● **INFORMATION GIVEN**

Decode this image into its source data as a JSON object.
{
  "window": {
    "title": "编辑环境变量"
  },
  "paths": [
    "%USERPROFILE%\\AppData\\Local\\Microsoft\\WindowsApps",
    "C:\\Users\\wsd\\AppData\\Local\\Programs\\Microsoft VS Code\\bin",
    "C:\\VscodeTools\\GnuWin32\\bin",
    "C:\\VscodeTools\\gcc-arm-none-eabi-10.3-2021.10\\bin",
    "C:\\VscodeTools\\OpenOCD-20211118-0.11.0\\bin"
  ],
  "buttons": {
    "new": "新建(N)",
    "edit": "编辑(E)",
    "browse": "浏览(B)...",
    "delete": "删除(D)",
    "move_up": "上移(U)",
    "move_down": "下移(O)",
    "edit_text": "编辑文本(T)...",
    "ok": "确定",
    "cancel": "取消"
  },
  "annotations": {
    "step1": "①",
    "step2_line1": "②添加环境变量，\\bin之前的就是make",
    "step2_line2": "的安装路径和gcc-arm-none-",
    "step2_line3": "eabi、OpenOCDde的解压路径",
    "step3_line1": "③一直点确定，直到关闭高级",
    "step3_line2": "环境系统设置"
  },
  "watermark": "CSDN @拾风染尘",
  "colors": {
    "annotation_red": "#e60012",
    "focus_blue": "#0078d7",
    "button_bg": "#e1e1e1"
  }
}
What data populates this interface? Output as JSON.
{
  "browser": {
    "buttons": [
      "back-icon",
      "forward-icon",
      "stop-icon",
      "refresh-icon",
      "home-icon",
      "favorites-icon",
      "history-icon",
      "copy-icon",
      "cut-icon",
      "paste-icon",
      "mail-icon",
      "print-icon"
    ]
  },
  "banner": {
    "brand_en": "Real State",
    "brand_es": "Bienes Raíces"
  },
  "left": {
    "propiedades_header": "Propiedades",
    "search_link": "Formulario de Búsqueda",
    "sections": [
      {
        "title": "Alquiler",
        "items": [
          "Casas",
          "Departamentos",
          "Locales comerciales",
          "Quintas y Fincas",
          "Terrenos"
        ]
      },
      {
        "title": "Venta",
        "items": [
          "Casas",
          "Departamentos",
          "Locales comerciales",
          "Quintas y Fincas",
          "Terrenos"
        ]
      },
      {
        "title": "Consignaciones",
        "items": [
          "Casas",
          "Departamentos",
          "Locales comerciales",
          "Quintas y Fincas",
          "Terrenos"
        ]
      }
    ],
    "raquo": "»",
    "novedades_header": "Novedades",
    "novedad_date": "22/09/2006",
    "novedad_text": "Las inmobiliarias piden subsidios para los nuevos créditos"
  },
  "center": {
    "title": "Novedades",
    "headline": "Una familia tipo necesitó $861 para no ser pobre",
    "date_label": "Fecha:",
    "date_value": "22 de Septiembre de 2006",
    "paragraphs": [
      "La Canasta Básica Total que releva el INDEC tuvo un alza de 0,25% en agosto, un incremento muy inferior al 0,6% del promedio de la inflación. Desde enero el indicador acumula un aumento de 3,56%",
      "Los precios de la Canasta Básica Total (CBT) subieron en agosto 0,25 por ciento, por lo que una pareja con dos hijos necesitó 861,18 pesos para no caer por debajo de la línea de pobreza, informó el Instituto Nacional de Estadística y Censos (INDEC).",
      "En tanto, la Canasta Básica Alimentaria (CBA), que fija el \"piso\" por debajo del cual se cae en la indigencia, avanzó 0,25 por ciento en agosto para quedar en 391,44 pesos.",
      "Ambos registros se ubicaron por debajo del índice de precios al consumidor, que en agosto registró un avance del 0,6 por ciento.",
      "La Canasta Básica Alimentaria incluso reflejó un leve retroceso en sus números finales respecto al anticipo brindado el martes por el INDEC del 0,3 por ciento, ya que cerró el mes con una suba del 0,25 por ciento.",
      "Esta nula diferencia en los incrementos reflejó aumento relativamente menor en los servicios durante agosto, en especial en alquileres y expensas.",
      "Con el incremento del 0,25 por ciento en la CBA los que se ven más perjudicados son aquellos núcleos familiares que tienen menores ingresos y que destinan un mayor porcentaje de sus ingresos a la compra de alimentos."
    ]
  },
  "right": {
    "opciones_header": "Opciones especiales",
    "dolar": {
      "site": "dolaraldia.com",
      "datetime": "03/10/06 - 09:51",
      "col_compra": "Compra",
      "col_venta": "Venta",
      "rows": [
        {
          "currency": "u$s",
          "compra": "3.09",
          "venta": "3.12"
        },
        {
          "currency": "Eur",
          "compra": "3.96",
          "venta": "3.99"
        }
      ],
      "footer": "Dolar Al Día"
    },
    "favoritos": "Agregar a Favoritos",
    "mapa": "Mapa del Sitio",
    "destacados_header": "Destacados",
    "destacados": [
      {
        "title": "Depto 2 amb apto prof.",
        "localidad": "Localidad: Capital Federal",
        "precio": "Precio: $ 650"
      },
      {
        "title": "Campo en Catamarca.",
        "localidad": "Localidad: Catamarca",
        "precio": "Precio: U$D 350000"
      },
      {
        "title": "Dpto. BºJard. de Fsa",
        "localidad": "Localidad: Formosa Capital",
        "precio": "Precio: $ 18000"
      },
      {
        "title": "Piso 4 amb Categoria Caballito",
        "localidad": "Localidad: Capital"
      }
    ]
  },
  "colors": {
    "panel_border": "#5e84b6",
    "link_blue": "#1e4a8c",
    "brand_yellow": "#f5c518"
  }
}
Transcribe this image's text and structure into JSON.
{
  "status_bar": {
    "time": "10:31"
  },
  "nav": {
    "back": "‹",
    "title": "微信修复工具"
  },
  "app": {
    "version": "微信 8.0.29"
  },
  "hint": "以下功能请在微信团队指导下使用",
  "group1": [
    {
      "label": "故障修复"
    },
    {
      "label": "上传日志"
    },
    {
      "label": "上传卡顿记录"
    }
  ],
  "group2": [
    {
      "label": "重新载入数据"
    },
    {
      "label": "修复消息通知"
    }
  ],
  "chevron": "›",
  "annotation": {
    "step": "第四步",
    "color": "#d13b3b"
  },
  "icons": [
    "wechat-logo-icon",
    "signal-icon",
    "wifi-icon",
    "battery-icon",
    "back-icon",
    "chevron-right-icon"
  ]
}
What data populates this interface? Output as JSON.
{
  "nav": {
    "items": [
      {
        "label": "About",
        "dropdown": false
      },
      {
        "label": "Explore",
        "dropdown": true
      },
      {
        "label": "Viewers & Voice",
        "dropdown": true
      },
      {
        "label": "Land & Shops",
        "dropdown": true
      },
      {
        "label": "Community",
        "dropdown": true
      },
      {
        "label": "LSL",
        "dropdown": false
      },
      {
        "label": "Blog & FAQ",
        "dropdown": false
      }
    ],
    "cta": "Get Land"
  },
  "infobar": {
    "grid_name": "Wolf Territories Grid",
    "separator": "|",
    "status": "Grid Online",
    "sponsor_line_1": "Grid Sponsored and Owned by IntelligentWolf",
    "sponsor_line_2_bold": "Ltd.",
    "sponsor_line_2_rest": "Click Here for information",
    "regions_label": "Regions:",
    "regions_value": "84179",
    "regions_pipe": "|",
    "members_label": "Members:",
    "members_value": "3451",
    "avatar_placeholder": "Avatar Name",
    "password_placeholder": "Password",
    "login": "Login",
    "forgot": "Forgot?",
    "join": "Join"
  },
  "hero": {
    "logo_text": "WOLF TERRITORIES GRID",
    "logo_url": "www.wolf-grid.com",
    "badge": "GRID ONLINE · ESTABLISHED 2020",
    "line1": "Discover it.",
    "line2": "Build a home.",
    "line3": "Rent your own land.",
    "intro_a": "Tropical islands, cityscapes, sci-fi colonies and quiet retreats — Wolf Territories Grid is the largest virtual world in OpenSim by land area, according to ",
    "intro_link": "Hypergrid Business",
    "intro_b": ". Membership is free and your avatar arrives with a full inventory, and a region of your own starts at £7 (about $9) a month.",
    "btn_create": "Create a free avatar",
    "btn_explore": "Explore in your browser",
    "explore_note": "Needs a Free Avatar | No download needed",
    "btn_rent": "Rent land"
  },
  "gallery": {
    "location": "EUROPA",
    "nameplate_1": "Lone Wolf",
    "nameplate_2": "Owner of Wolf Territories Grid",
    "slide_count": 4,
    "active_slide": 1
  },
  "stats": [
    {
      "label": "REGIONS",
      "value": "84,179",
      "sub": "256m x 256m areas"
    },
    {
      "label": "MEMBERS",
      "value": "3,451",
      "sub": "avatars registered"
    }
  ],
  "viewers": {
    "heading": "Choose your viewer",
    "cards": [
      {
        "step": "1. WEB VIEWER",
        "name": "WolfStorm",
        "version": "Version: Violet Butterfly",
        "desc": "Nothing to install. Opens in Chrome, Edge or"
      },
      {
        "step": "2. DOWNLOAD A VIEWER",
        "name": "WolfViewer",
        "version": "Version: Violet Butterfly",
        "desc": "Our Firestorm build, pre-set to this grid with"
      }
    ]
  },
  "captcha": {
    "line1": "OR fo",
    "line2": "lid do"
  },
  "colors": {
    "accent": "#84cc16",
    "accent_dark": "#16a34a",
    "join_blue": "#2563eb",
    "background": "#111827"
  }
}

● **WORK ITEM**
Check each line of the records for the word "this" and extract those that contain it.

● **RESULT OF THE EXERCISE**
Decode this image into its source data as a JSON object.
What data populates this interface? Output as JSON.
Transcribe this image's text and structure into JSON.
What data populates this interface? Output as JSON.
        "desc": "Our Firestorm build, pre-set to this grid with"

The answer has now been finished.